Over to the other side of the swamp, the Ospreys were busy tending to their own nest, a former heron's nest that they have been enlarging over the years they have returned to this same site.  At one point, one of the pair flew up and stood on the other's back, with a great show of flapping its wings.  I suppose the pair might have been mating, but the position did not seem quite right.  At any rate, this was behavior I had not witnessed before.

In the meantime, a large number of herons had congregated in the branches of neighboring trees, and I did observe some of them engaging in building new nests.  I wonder if these are young herons returning to their natal swamp?  Let's hope they all -- herons, ospreys, and owls -- are able to live here in peace.

I'm not sure the little boys were all that impressed by the avian goings-on, but they sure were excited to see the pretty little pink-striped flowers growing all over the forest floor.  I was, too.  No matter how many times I have seen Carolina Spring Beauties, I am always delighted to see them anew, one of the very first flowers of spring.

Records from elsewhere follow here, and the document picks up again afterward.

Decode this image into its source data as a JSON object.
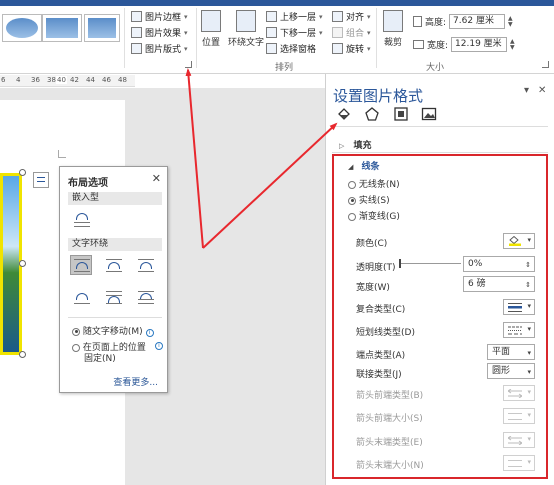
{
  "colors": {
    "accent": "#2b579a",
    "highlight_box": "#d9262b",
    "arrow": "#e8282e",
    "picture_border": "#f0e400",
    "link": "#2b5797"
  },
  "ribbon": {
    "picture_styles": {
      "border_label": "图片边框",
      "effects_label": "图片效果",
      "layout_label": "图片版式"
    },
    "arrange": {
      "position_label": "位置",
      "wrap_text_label": "环绕文字",
      "bring_forward_label": "上移一层",
      "send_backward_label": "下移一层",
      "selection_pane_label": "选择窗格",
      "align_label": "对齐",
      "group_label": "组合",
      "rotate_label": "旋转",
      "group_title": "排列"
    },
    "size": {
      "crop_label": "裁剪",
      "height_label": "高度:",
      "height_value": "7.62 厘米",
      "width_label": "宽度:",
      "width_value": "12.19 厘米",
      "group_title": "大小"
    }
  },
  "ruler": {
    "ticks": [
      "6",
      "4",
      "36",
      "38",
      "40",
      "42",
      "44",
      "46",
      "48"
    ]
  },
  "layout_popup": {
    "title": "布局选项",
    "close_icon": "close-icon",
    "inline_section": "嵌入型",
    "wrap_section": "文字环绕",
    "move_with_text": "随文字移动(M)",
    "fix_position_line1": "在页面上的位置",
    "fix_position_line2": "固定(N)",
    "see_more": "查看更多..."
  },
  "format_pane": {
    "title": "设置图片格式",
    "tabs": [
      "fill-line-icon",
      "effects-icon",
      "layout-properties-icon",
      "picture-icon"
    ],
    "fill_section": "填充",
    "line_section": "线条",
    "line_options": [
      "无线条(N)",
      "实线(S)",
      "渐变线(G)"
    ],
    "selected_line_option": "实线(S)",
    "properties": {
      "color_label": "颜色(C)",
      "transparency_label": "透明度(T)",
      "transparency_value": "0%",
      "width_label": "宽度(W)",
      "width_value": "6 磅",
      "compound_type_label": "复合类型(C)",
      "dash_type_label": "短划线类型(D)",
      "cap_type_label": "端点类型(A)",
      "cap_type_value": "平面",
      "join_type_label": "联接类型(J)",
      "join_type_value": "圆形",
      "begin_arrow_type_label": "箭头前端类型(B)",
      "begin_arrow_size_label": "箭头前端大小(S)",
      "end_arrow_type_label": "箭头末端类型(E)",
      "end_arrow_size_label": "箭头末端大小(N)"
    },
    "line_color": "#f0e400",
    "transparency": 0
  }
}
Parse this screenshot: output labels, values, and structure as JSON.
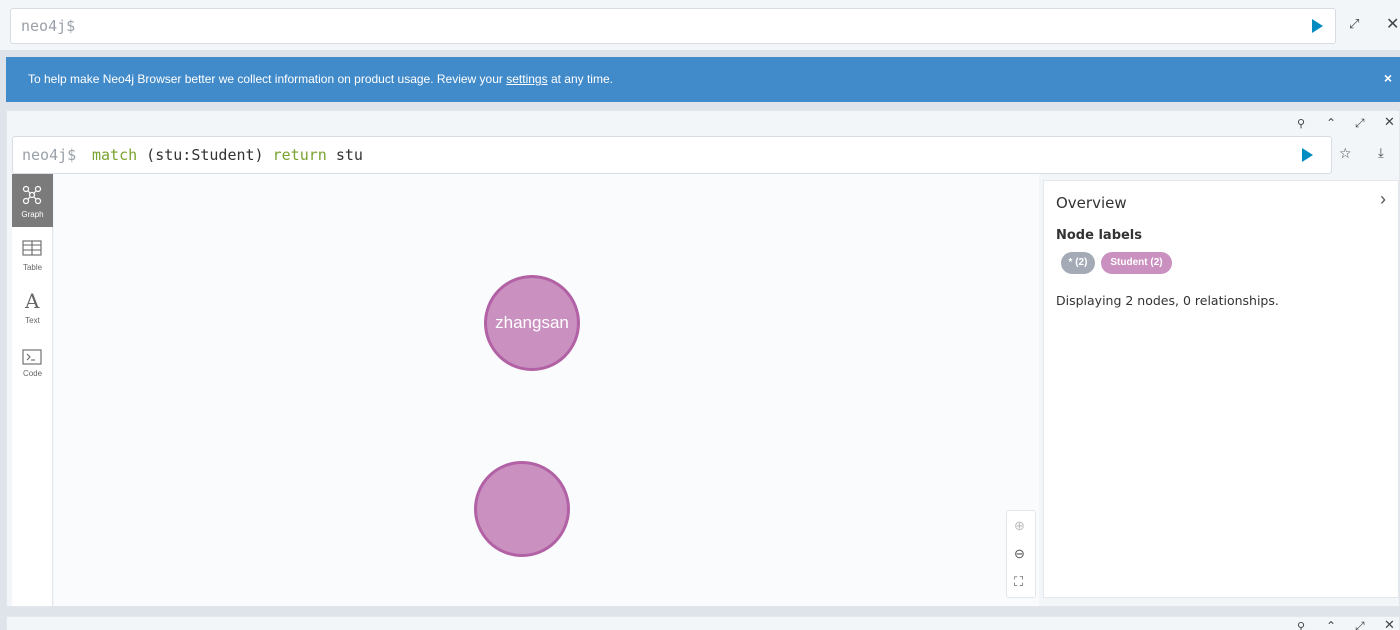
{
  "top_editor": {
    "prompt": "neo4j$"
  },
  "banner": {
    "message_before": "To help make Neo4j Browser better we collect information on product usage. Review your ",
    "link_text": "settings",
    "message_after": " at any time.",
    "close": "×"
  },
  "frame": {
    "prompt": "neo4j$",
    "query": {
      "kw_match": "match",
      "pattern": " (stu:Student) ",
      "kw_return": "return",
      "var": " stu"
    },
    "tabs": [
      {
        "label": "Graph",
        "icon": "graph-icon",
        "active": true
      },
      {
        "label": "Table",
        "icon": "table-icon",
        "active": false
      },
      {
        "label": "Text",
        "icon": "text-icon",
        "active": false
      },
      {
        "label": "Code",
        "icon": "code-icon",
        "active": false
      }
    ],
    "nodes": [
      {
        "caption": "zhangsan",
        "color": "#c990c0",
        "border": "#b261a5"
      },
      {
        "caption": "",
        "color": "#c990c0",
        "border": "#b261a5"
      }
    ]
  },
  "overview": {
    "title": "Overview",
    "node_labels_heading": "Node labels",
    "pills": [
      {
        "text": "* (2)",
        "color": "#a5abb6"
      },
      {
        "text": "Student (2)",
        "color": "#c990c0"
      }
    ],
    "description": "Displaying 2 nodes, 0 relationships."
  },
  "colors": {
    "accent": "#008cc1",
    "banner": "#428bca",
    "keyword": "#79a22e"
  }
}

Before I could stop him, Alex had picked a couple of the flowers and held them to his nose.  His enthusiasm for all the woodland plants delighted me, but it was hard to convince him to let them remain where they grow.  At least there were hundreds of these Spring Beauties, so I guess one or two could be sacrificed to a three-year-old's excitement.

It was truly a pleasure to witness how the little boys enjoyed exploring the woods,  exclaiming over the bright red Partridgeberries they found, or hopping over the tiny creeks on stepping tones, or gathering pocketsful of goldenrod stem galls we later cut open to find tiny worms pupating inside.  Here, Alex has found something to fascinate him in the creek.  I truly believe little boys (and girls!) and little creeks are made for each other.

I had to restrain myself when I saw the bright green leaves of Ramps.  For one thing, I had been trying to impress on my grandsons the importance of leaving woodland plants where we found them.  For another, these were growing in a nature preserve, where removing plants is forbidden.  But oh, I sure do love the taste of these little wild onions sauteed in olive oil!    I hope I can find another patch somewhere in a non-protected site.  I promise I will dig no more than 10 percent of the patch.  Or maybe I will just remain contented with the memory of how they taste.